Work request: The data below is to be repeated in full, exactly as shown.

Given records:
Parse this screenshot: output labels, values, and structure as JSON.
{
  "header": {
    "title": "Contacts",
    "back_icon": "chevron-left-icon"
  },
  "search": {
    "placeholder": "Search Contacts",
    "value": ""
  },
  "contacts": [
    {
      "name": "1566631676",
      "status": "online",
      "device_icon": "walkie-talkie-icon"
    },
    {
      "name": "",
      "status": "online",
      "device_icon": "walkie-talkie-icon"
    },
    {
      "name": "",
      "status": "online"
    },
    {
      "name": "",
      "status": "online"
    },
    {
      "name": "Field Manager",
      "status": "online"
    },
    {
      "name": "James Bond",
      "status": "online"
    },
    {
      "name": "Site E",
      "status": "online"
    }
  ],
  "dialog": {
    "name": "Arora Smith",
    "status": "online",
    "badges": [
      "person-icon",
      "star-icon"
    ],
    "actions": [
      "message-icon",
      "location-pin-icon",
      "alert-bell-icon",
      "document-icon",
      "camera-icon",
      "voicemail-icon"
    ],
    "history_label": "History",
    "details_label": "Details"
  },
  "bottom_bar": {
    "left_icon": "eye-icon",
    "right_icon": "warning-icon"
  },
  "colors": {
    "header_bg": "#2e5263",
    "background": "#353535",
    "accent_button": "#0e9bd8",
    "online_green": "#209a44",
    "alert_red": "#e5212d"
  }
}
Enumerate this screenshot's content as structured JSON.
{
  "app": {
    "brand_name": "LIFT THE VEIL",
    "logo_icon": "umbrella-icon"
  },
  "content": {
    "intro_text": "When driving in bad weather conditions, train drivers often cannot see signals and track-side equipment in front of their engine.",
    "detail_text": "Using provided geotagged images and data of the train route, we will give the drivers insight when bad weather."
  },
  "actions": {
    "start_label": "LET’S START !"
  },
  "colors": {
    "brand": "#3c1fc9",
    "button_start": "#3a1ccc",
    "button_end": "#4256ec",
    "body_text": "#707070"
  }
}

Output:
Parse this screenshot: output labels, values, and structure as JSON.
{
  "header": {
    "title": "Contacts",
    "back_icon": "chevron-left-icon"
  },
  "search": {
    "placeholder": "Search Contacts",
    "value": ""
  },
  "contacts": [
    {
      "name": "1566631676",
      "status": "online",
      "device_icon": "walkie-talkie-icon"
    },
    {
      "name": "",
      "status": "online",
      "device_icon": "walkie-talkie-icon"
    },
    {
      "name": "",
      "status": "online"
    },
    {
      "name": "",
      "status": "online"
    },
    {
      "name": "Field Manager",
      "status": "online"
    },
    {
      "name": "James Bond",
      "status": "online"
    },
    {
      "name": "Site E",
      "status": "online"
    }
  ],
  "dialog": {
    "name": "Arora Smith",
    "status": "online",
    "badges": [
      "person-icon",
      "star-icon"
    ],
    "actions": [
      "message-icon",
      "location-pin-icon",
      "alert-bell-icon",
      "document-icon",
      "camera-icon",
      "voicemail-icon"
    ],
    "history_label": "History",
    "details_label": "Details"
  },
  "bottom_bar": {
    "left_icon": "eye-icon",
    "right_icon": "warning-icon"
  },
  "colors": {
    "header_bg": "#2e5263",
    "background": "#353535",
    "accent_button": "#0e9bd8",
    "online_green": "#209a44",
    "alert_red": "#e5212d"
  }
}
Enumerate this screenshot's content as structured JSON.
{
  "app": {
    "brand_name": "LIFT THE VEIL",
    "logo_icon": "umbrella-icon"
  },
  "content": {
    "intro_text": "When driving in bad weather conditions, train drivers often cannot see signals and track-side equipment in front of their engine.",
    "detail_text": "Using provided geotagged images and data of the train route, we will give the drivers insight when bad weather."
  },
  "actions": {
    "start_label": "LET’S START !"
  },
  "colors": {
    "brand": "#3c1fc9",
    "button_start": "#3a1ccc",
    "button_end": "#4256ec",
    "body_text": "#707070"
  }
}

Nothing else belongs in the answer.